## [YOUR TASK]
Nothing should change. Output the data exactly.

◇ ◇ ◇

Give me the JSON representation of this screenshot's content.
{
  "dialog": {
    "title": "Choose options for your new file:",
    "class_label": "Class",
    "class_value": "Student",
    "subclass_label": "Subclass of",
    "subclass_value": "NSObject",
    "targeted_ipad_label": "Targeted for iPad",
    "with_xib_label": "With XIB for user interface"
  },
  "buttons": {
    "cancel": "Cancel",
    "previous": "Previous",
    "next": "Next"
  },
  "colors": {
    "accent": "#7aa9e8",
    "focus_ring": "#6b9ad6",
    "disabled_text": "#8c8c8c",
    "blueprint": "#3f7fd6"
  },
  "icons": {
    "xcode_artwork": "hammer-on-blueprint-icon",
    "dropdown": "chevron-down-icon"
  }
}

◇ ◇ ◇

## [TASK RESULT]
Give me the JSON representation of this screenshot's content.
{
  "dialog": {
    "title": "Choose options for your new file:",
    "class_label": "Class",
    "class_value": "Student",
    "subclass_label": "Subclass of",
    "subclass_value": "NSObject",
    "targeted_ipad_label": "Targeted for iPad",
    "with_xib_label": "With XIB for user interface"
  },
  "buttons": {
    "cancel": "Cancel",
    "previous": "Previous",
    "next": "Next"
  },
  "colors": {
    "accent": "#7aa9e8",
    "focus_ring": "#6b9ad6",
    "disabled_text": "#8c8c8c",
    "blueprint": "#3f7fd6"
  },
  "icons": {
    "xcode_artwork": "hammer-on-blueprint-icon",
    "dropdown": "chevron-down-icon"
  }
}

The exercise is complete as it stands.